Wednesday, February 20, 2013

Monsters of the deep in 18th-century France

François Boucher was one of the most prominent artists of the French Rococo, painting countless highly stylized, gracious, gnomically allusive canvases and murals. For example:

Boucher, The Rising of the Sun (1753)
But look a little more closely at the lower-left hand corner of that painting. Do you see anything odd?

In between the babies and the sea goddesses, there is some kind of giant, ugly fish monster. And it keeps showing up, too, as in the pendant Setting of the Sun, adored by sea nymphs:
Setting of the Sun (1752)

Or the Boucher Birth of Venus:

What are those things? And why do they constantly have nymphs and cherubs around them?

It turns out that this is how dolphins were painted by 18th century French painters who had never actually seen a dolphin before. They thought they were basically just big, carpy fish, and because they'd never been anywhere where you'd actually encounter a dolphin, depictions became more and more mannered over time, until they bore absolutely no resemblance to actual dolphins. One would think that Mediterranean painters might have fared better, but not necessarily:
Francesco Bianchi Ferrari, Arion and the Dolphin (early 16th century?)
And this is a Roman mosaic of a dolphin from the ruins of Tunis:

What's amazing to me is that somehow dolphins made the jump from completely incorrect, mostly imagined depictions—a point when dolphins could have been unicorns for all that "realism" was concerned—to being the victims of complete and total schlock, as any Google Images results for "dolphin painting" will reveal:

Somehow we missed the great age of dolphin art! There were no dolphin Neoclassicists or Realists or Impressionists. No dolphin Cubists, and certainly no dolphin Surrealists. We jumped straight from Rococo fantasy to kitsch in one bound, just like a dolphin leaping out of the water for a big sardine.


  1. So long, and thanks for all the fish.
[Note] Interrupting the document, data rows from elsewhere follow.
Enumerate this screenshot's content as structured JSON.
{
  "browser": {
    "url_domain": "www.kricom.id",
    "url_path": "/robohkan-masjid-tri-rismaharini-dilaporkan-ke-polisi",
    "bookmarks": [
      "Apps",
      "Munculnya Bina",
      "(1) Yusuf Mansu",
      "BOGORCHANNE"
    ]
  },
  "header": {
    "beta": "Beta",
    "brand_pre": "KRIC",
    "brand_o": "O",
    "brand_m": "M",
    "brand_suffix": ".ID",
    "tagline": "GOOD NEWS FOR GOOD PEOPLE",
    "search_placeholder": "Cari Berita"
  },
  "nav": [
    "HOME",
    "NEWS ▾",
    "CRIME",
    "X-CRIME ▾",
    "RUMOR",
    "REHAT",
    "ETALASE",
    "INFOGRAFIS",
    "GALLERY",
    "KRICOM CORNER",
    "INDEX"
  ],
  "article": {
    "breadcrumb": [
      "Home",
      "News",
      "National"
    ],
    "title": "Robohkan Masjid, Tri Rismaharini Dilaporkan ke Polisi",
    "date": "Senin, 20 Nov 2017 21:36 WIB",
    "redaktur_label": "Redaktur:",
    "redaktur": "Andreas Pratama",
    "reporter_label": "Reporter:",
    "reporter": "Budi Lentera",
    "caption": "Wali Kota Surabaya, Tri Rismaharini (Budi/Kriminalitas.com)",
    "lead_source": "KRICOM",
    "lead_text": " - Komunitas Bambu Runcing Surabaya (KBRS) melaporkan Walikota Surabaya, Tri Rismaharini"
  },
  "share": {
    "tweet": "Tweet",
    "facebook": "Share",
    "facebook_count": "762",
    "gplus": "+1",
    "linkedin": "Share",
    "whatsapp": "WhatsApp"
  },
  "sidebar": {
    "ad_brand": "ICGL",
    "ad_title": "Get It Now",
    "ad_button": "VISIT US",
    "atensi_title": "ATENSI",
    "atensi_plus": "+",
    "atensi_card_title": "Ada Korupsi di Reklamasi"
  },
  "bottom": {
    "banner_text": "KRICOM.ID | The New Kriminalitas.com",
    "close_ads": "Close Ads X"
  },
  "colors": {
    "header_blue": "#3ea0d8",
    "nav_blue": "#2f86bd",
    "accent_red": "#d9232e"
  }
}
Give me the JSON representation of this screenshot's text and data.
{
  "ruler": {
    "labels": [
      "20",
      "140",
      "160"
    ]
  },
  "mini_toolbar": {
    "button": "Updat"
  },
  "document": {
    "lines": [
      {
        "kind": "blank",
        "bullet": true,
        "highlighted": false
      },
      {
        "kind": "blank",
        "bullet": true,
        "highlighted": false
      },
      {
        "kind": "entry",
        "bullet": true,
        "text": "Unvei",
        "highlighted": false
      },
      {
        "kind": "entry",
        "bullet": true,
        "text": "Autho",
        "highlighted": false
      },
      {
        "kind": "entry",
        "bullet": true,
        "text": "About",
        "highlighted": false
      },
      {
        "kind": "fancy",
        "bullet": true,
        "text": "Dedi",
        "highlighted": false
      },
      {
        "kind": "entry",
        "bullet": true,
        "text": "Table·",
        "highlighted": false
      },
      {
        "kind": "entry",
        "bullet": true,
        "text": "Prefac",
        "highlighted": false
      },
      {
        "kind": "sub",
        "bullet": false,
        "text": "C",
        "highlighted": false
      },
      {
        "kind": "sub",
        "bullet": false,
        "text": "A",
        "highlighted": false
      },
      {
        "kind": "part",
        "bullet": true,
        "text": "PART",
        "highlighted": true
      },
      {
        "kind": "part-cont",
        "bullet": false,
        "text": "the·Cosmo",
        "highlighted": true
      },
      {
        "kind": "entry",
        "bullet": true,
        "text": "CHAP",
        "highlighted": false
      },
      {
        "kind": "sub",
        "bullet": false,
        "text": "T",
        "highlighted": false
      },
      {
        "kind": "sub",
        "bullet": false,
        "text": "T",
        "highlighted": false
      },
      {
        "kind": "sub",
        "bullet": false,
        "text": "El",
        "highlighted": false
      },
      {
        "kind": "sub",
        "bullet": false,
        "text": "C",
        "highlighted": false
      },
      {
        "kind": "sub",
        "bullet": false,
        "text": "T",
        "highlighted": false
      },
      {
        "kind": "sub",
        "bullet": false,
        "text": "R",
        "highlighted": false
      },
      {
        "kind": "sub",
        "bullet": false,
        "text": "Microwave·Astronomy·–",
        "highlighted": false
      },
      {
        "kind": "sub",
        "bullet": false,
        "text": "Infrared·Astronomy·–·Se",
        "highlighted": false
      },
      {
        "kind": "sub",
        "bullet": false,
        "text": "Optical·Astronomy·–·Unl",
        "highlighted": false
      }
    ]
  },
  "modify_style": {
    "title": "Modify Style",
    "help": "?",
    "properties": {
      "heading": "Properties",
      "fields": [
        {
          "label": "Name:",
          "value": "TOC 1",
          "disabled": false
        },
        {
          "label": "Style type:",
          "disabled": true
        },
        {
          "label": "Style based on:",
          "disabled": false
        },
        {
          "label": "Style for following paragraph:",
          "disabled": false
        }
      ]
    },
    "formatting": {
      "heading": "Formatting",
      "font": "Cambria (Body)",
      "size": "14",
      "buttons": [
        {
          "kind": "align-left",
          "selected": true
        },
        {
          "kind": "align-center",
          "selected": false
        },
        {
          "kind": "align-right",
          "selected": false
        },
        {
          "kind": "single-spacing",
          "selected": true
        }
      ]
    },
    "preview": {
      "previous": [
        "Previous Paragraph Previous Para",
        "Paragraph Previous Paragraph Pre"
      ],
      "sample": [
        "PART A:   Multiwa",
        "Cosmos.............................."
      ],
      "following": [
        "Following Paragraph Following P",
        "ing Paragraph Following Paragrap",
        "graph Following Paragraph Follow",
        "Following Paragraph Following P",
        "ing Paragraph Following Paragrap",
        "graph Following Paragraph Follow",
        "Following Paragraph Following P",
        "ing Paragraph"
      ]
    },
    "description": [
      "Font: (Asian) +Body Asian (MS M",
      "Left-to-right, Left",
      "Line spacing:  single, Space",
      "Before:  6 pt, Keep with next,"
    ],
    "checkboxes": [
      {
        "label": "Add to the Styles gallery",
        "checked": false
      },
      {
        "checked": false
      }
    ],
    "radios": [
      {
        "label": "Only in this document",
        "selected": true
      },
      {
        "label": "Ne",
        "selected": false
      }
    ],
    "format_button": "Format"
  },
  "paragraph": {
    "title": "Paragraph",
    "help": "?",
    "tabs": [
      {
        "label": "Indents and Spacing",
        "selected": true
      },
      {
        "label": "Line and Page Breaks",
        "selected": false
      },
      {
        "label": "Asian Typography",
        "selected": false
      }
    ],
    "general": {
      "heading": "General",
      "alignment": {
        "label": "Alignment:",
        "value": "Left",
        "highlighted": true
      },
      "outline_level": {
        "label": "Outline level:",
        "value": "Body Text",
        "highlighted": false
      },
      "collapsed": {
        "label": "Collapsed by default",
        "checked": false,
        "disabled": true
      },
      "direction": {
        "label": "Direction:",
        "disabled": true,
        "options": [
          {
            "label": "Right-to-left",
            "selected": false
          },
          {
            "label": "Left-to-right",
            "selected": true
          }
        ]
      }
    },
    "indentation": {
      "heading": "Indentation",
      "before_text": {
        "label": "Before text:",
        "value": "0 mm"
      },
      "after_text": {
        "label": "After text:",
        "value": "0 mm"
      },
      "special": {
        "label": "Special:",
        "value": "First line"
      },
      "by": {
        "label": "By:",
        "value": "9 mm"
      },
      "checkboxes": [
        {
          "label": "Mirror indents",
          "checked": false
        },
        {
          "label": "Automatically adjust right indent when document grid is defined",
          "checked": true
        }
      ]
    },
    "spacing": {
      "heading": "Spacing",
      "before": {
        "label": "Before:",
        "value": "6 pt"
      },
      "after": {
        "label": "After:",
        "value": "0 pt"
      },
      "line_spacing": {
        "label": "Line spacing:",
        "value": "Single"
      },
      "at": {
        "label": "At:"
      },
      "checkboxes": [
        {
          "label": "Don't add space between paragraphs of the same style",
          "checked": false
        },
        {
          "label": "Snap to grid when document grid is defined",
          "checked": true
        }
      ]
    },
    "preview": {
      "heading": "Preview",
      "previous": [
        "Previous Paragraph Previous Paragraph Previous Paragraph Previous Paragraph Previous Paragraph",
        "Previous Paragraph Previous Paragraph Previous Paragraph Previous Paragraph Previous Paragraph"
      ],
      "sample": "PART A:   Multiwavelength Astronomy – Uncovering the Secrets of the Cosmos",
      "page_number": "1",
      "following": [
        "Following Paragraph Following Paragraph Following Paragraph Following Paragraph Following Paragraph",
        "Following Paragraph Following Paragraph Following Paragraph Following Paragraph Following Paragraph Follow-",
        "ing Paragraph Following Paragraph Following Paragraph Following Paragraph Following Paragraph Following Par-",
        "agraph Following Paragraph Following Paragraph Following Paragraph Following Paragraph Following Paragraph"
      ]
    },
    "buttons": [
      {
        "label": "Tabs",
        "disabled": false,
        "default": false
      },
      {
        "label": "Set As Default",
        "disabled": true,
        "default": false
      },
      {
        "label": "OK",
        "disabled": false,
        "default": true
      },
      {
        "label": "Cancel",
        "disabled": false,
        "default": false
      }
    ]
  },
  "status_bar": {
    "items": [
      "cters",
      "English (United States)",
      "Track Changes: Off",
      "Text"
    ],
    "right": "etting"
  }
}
  2. How refreshing to have an art lesson from a past student. If I was still teaching this would have been my Art Question Of The Week next week.'s always tricky including French Rococo as we have all those naked bodies floating around which make 4th-8th graders giggle and point.